Regarding Audrey Santo, you write that the fate of Audrey Santo might be “exploited for some deity” and that “even the church does not accept the events as miracles”. However, the contrary is the case. The church has not arrived at any definite conclusion with regard to these events, but it has never said that “it does not accept the events as miracles” as you write. As we shall see, the Catholic Church will monitor events for possible fraud and abuse and such have not been found during the investigations of the commission appointed by Daniel P. Reilly, the bishop of Worcester, MA, where Audrey and her family live. In addition, the old argument against the story of Audrey that she might be abused is rejected by the commission. The bishop’s statement following the work of the investigative commission is very clear:

The most striking evidence of the presence of God in the Santo home is seen in the dedication of the family to Audrey. Their constant respect for her dignity as a child of God is a poignant reminder that God touches our lives through the love and devotion of others.

There are inexplicable manifestations of oils and other substances emanating from religious objects in the Santo home. They are still under study. The purpose of the Church’s investigation is not simply to become a promoter of claims of the miraculous. Rather, it is to review the theological foundations for such claims to assure that the faithful who follow them are not being misled…

Although we can’t explain why oils and claims of blood are appearing on religious articles in the home, there is no obvious evidence of chicanery. There is no evidence that the family has sought financial gain for themselves. On the contrary, they have not sold the oil, which appears in their home and the Apostolate request only nominal donations for videotapes and other materials about Audrey. These donations are used to assist the Apostolate in the costs incurred to correspond with those who have written to Audrey and to publish a periodic newsletter about Audrey.
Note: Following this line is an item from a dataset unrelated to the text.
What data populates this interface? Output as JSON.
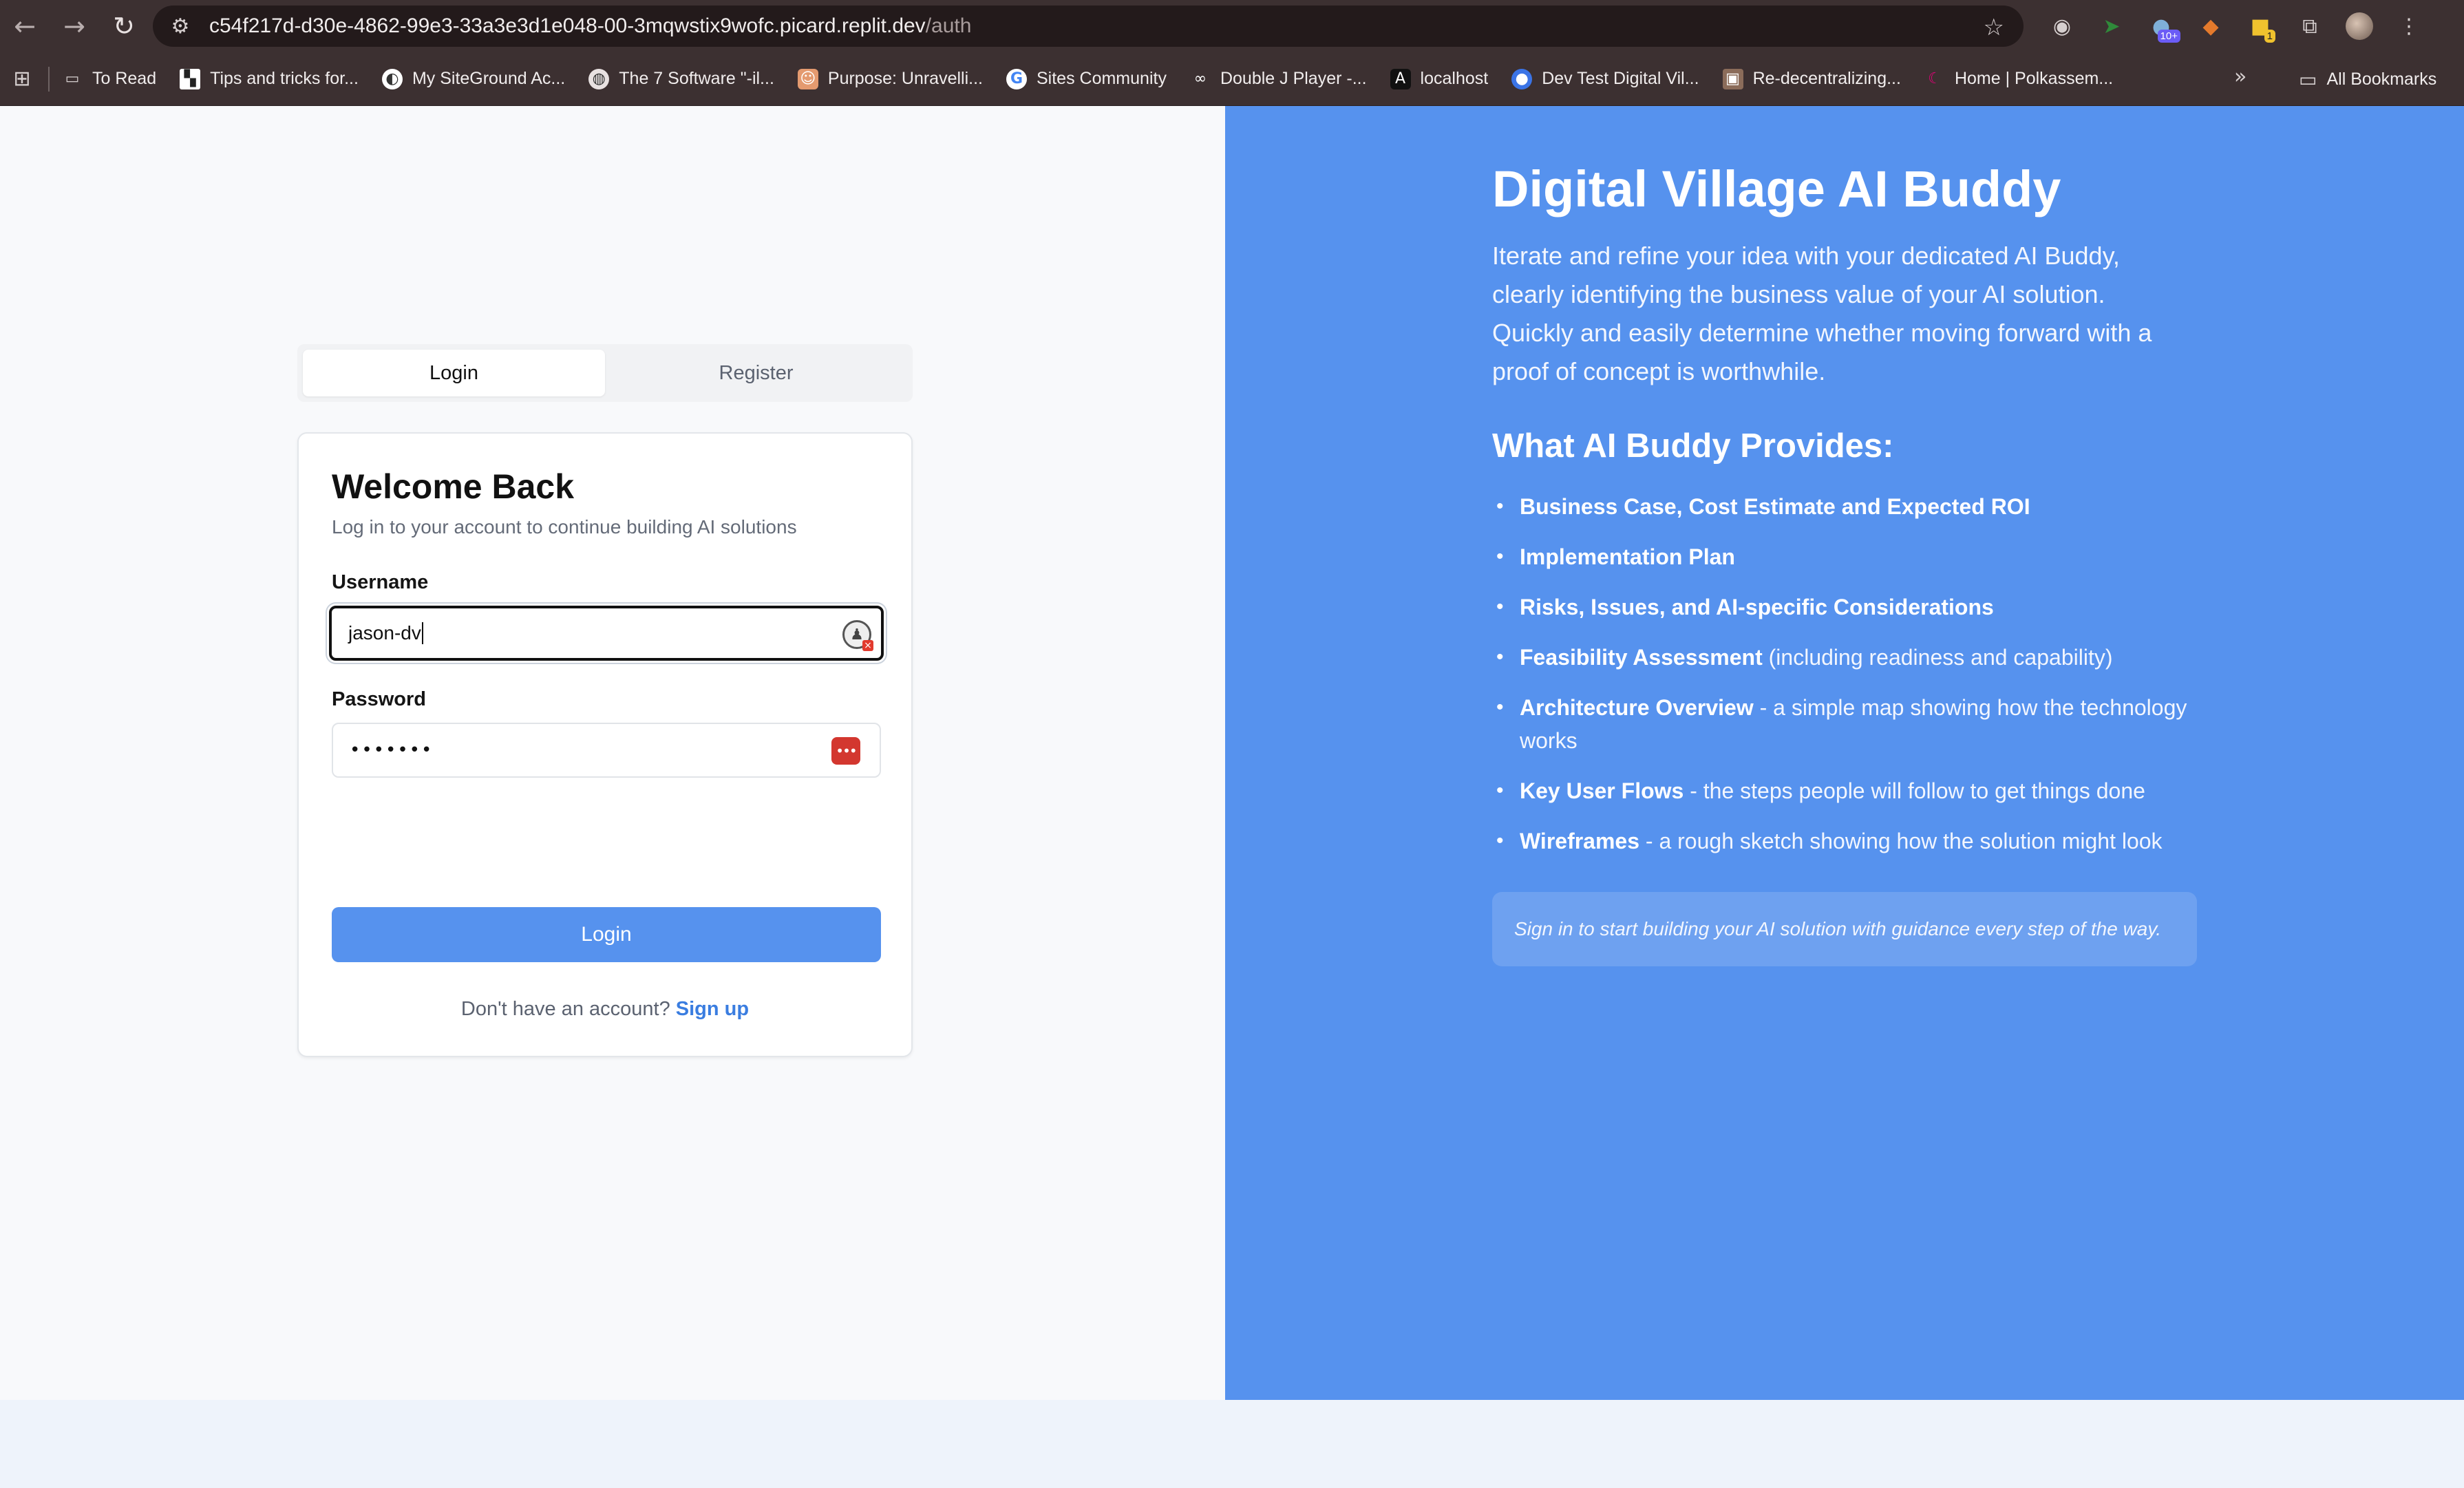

As the French philosopher Blaise Pascal said, with miracles there is always enough light for the one who wishes to believe and enough shadow for the one who does not wish to believe. This makes perfect sense in a theological framework where the hiddenness of God constitutes one of the greatest mysteries and problems of faith, closely tied up with theodicy, and on which many excellent books have been written: God never wishes to impose himself on us through undeniable proof of his existence. This would not be faith at all. The way to God is not through proof but through love. In all the signs of God – even the Resurrection of Christ – there is evidence that point to the authenticity of them, but no hard core proof as you seem to require, just as the Pharisees did of Jesus. There will always remain a shadow of doubt. Why? Because God does not want to impose himself through proof. He seeks our adherence to him and such can only evolve in freedom. Believers may not be able to provide hard proof for the existence of God, but nor are you able to prove that he does not exist, nor that the miracles of Christianity, such as the Resurrection, are fraudulent. Both the believer and the atheist may find there are signs pointing towards the truth of their conviction. Both will remain in their faith.
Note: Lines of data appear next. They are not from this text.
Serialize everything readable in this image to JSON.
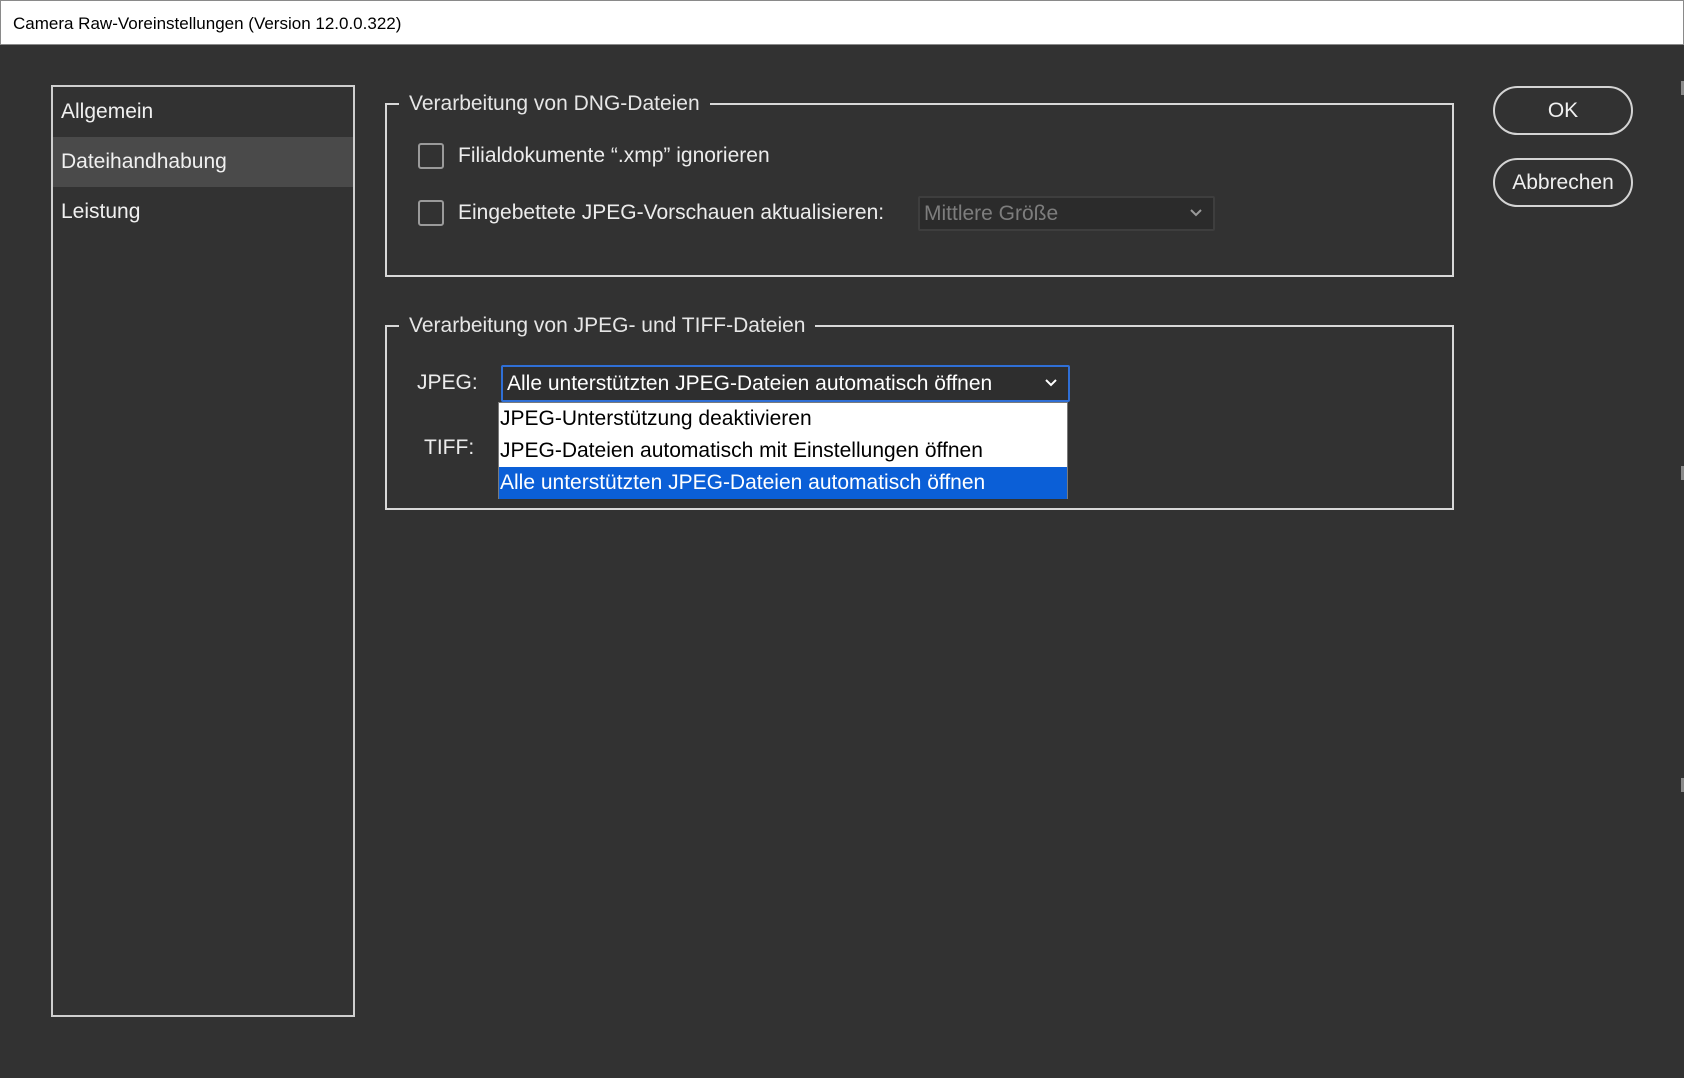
{
  "window": {
    "title": "Camera Raw-Voreinstellungen  (Version 12.0.0.322)"
  },
  "sidebar": {
    "items": [
      {
        "label": "Allgemein",
        "selected": false
      },
      {
        "label": "Dateihandhabung",
        "selected": true
      },
      {
        "label": "Leistung",
        "selected": false
      }
    ]
  },
  "dng_group": {
    "legend": "Verarbeitung von DNG-Dateien",
    "ignore_xmp": {
      "label": "Filialdokumente “.xmp” ignorieren",
      "checked": false
    },
    "update_previews": {
      "label": "Eingebettete JPEG-Vorschauen aktualisieren:",
      "checked": false
    },
    "preview_size": {
      "value": "Mittlere Größe",
      "enabled": false
    }
  },
  "jpeg_tiff_group": {
    "legend": "Verarbeitung von JPEG- und TIFF-Dateien",
    "jpeg_label": "JPEG:",
    "tiff_label": "TIFF:",
    "jpeg_select_value": "Alle unterstützten JPEG-Dateien automatisch öffnen",
    "jpeg_options": [
      "JPEG-Unterstützung deaktivieren",
      "JPEG-Dateien automatisch mit Einstellungen öffnen",
      "Alle unterstützten JPEG-Dateien automatisch öffnen"
    ],
    "jpeg_selected_index": 2
  },
  "buttons": {
    "ok": "OK",
    "cancel": "Abbrechen"
  },
  "colors": {
    "background": "#323232",
    "accent": "#0b5fd7",
    "focus_border": "#2f6fd6"
  }
}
Best wishes for Christmas and the New Year,

Niels Christian Hvidt, Th.D.
Notre Dame, 24 December 2005
by Niels Christian Hvidt

This article is the second in a series of three. The first article can be read here, and the response to this second article can be read here.